- TRY IT: Set the records down once more so that they match the source word for word.

*** Opening THE INPUT ***

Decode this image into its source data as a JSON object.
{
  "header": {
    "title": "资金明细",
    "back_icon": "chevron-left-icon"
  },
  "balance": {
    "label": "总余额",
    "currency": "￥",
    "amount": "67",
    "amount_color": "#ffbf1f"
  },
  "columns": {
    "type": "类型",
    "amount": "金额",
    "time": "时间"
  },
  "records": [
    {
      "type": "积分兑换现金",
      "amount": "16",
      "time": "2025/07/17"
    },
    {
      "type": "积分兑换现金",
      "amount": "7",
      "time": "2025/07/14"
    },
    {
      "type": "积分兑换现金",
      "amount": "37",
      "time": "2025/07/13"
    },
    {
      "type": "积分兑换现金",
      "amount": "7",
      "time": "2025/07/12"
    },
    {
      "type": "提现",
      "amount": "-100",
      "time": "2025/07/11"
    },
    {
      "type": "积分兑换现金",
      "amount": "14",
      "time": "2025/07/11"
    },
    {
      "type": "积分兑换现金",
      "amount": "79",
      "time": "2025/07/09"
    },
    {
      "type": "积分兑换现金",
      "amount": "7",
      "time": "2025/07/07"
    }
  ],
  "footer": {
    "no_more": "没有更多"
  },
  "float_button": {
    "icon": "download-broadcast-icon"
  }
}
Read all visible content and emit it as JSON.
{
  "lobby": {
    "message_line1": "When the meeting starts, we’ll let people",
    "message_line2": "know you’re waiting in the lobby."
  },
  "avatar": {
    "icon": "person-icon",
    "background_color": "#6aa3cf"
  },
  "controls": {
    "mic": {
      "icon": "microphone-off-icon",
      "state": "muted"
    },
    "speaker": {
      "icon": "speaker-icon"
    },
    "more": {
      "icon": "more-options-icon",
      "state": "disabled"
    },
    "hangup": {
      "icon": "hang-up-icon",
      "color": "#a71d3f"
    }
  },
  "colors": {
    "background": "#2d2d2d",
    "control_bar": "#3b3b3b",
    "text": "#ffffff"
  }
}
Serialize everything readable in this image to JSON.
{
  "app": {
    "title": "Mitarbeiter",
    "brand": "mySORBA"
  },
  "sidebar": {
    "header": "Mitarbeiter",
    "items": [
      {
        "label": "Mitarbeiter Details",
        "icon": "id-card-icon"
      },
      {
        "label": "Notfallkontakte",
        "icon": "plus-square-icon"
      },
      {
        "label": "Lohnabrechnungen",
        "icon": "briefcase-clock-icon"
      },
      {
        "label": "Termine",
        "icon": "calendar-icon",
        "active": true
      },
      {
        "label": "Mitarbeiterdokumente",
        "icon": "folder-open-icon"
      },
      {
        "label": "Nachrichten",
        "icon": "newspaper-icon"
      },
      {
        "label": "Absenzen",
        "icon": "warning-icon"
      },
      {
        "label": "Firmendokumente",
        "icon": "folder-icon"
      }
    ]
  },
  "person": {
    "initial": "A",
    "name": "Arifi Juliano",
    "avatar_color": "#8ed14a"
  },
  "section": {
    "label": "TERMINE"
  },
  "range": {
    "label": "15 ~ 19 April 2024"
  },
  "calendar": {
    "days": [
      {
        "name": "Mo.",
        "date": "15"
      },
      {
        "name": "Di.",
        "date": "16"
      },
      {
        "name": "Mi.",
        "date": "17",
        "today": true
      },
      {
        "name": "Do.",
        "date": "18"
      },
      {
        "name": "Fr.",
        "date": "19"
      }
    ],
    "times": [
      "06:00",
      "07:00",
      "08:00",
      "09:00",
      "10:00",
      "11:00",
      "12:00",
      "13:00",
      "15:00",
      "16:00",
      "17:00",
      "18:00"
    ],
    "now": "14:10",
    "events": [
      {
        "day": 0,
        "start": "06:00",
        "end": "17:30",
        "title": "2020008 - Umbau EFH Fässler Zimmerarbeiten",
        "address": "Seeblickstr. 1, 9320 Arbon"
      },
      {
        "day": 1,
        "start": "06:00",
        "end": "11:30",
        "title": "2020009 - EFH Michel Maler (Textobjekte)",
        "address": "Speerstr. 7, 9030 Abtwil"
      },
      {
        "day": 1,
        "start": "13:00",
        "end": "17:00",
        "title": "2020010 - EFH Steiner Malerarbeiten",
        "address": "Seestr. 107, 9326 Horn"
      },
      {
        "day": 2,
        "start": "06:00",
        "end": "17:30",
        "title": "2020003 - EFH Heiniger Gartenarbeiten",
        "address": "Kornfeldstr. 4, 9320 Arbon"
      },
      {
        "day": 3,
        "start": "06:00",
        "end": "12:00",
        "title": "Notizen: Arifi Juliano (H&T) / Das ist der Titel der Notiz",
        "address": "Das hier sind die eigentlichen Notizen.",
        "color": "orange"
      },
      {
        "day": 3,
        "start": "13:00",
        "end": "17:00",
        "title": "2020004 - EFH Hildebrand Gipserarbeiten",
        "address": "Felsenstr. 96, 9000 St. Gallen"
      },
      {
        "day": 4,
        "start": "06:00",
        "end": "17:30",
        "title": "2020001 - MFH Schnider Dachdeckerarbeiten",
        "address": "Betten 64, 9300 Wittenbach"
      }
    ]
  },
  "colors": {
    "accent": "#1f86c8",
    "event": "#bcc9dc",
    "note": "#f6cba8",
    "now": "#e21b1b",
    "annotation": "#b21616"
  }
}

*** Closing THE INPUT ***

- ANSWER TO THE EXERCISE:
Decode this image into its source data as a JSON object.
{
  "header": {
    "title": "资金明细",
    "back_icon": "chevron-left-icon"
  },
  "balance": {
    "label": "总余额",
    "currency": "￥",
    "amount": "67",
    "amount_color": "#ffbf1f"
  },
  "columns": {
    "type": "类型",
    "amount": "金额",
    "time": "时间"
  },
  "records": [
    {
      "type": "积分兑换现金",
      "amount": "16",
      "time": "2025/07/17"
    },
    {
      "type": "积分兑换现金",
      "amount": "7",
      "time": "2025/07/14"
    },
    {
      "type": "积分兑换现金",
      "amount": "37",
      "time": "2025/07/13"
    },
    {
      "type": "积分兑换现金",
      "amount": "7",
      "time": "2025/07/12"
    },
    {
      "type": "提现",
      "amount": "-100",
      "time": "2025/07/11"
    },
    {
      "type": "积分兑换现金",
      "amount": "14",
      "time": "2025/07/11"
    },
    {
      "type": "积分兑换现金",
      "amount": "79",
      "time": "2025/07/09"
    },
    {
      "type": "积分兑换现金",
      "amount": "7",
      "time": "2025/07/07"
    }
  ],
  "footer": {
    "no_more": "没有更多"
  },
  "float_button": {
    "icon": "download-broadcast-icon"
  }
}
Read all visible content and emit it as JSON.
{
  "lobby": {
    "message_line1": "When the meeting starts, we’ll let people",
    "message_line2": "know you’re waiting in the lobby."
  },
  "avatar": {
    "icon": "person-icon",
    "background_color": "#6aa3cf"
  },
  "controls": {
    "mic": {
      "icon": "microphone-off-icon",
      "state": "muted"
    },
    "speaker": {
      "icon": "speaker-icon"
    },
    "more": {
      "icon": "more-options-icon",
      "state": "disabled"
    },
    "hangup": {
      "icon": "hang-up-icon",
      "color": "#a71d3f"
    }
  },
  "colors": {
    "background": "#2d2d2d",
    "control_bar": "#3b3b3b",
    "text": "#ffffff"
  }
}
Serialize everything readable in this image to JSON.
{
  "app": {
    "title": "Mitarbeiter",
    "brand": "mySORBA"
  },
  "sidebar": {
    "header": "Mitarbeiter",
    "items": [
      {
        "label": "Mitarbeiter Details",
        "icon": "id-card-icon"
      },
      {
        "label": "Notfallkontakte",
        "icon": "plus-square-icon"
      },
      {
        "label": "Lohnabrechnungen",
        "icon": "briefcase-clock-icon"
      },
      {
        "label": "Termine",
        "icon": "calendar-icon",
        "active": true
      },
      {
        "label": "Mitarbeiterdokumente",
        "icon": "folder-open-icon"
      },
      {
        "label": "Nachrichten",
        "icon": "newspaper-icon"
      },
      {
        "label": "Absenzen",
        "icon": "warning-icon"
      },
      {
        "label": "Firmendokumente",
        "icon": "folder-icon"
      }
    ]
  },
  "person": {
    "initial": "A",
    "name": "Arifi Juliano",
    "avatar_color": "#8ed14a"
  },
  "section": {
    "label": "TERMINE"
  },
  "range": {
    "label": "15 ~ 19 April 2024"
  },
  "calendar": {
    "days": [
      {
        "name": "Mo.",
        "date": "15"
      },
      {
        "name": "Di.",
        "date": "16"
      },
      {
        "name": "Mi.",
        "date": "17",
        "today": true
      },
      {
        "name": "Do.",
        "date": "18"
      },
      {
        "name": "Fr.",
        "date": "19"
      }
    ],
    "times": [
      "06:00",
      "07:00",
      "08:00",
      "09:00",
      "10:00",
      "11:00",
      "12:00",
      "13:00",
      "15:00",
      "16:00",
      "17:00",
      "18:00"
    ],
    "now": "14:10",
    "events": [
      {
        "day": 0,
        "start": "06:00",
        "end": "17:30",
        "title": "2020008 - Umbau EFH Fässler Zimmerarbeiten",
        "address": "Seeblickstr. 1, 9320 Arbon"
      },
      {
        "day": 1,
        "start": "06:00",
        "end": "11:30",
        "title": "2020009 - EFH Michel Maler (Textobjekte)",
        "address": "Speerstr. 7, 9030 Abtwil"
      },
      {
        "day": 1,
        "start": "13:00",
        "end": "17:00",
        "title": "2020010 - EFH Steiner Malerarbeiten",
        "address": "Seestr. 107, 9326 Horn"
      },
      {
        "day": 2,
        "start": "06:00",
        "end": "17:30",
        "title": "2020003 - EFH Heiniger Gartenarbeiten",
        "address": "Kornfeldstr. 4, 9320 Arbon"
      },
      {
        "day": 3,
        "start": "06:00",
        "end": "12:00",
        "title": "Notizen: Arifi Juliano (H&T) / Das ist der Titel der Notiz",
        "address": "Das hier sind die eigentlichen Notizen.",
        "color": "orange"
      },
      {
        "day": 3,
        "start": "13:00",
        "end": "17:00",
        "title": "2020004 - EFH Hildebrand Gipserarbeiten",
        "address": "Felsenstr. 96, 9000 St. Gallen"
      },
      {
        "day": 4,
        "start": "06:00",
        "end": "17:30",
        "title": "2020001 - MFH Schnider Dachdeckerarbeiten",
        "address": "Betten 64, 9300 Wittenbach"
      }
    ]
  },
  "colors": {
    "accent": "#1f86c8",
    "event": "#bcc9dc",
    "note": "#f6cba8",
    "now": "#e21b1b",
    "annotation": "#b21616"
  }
}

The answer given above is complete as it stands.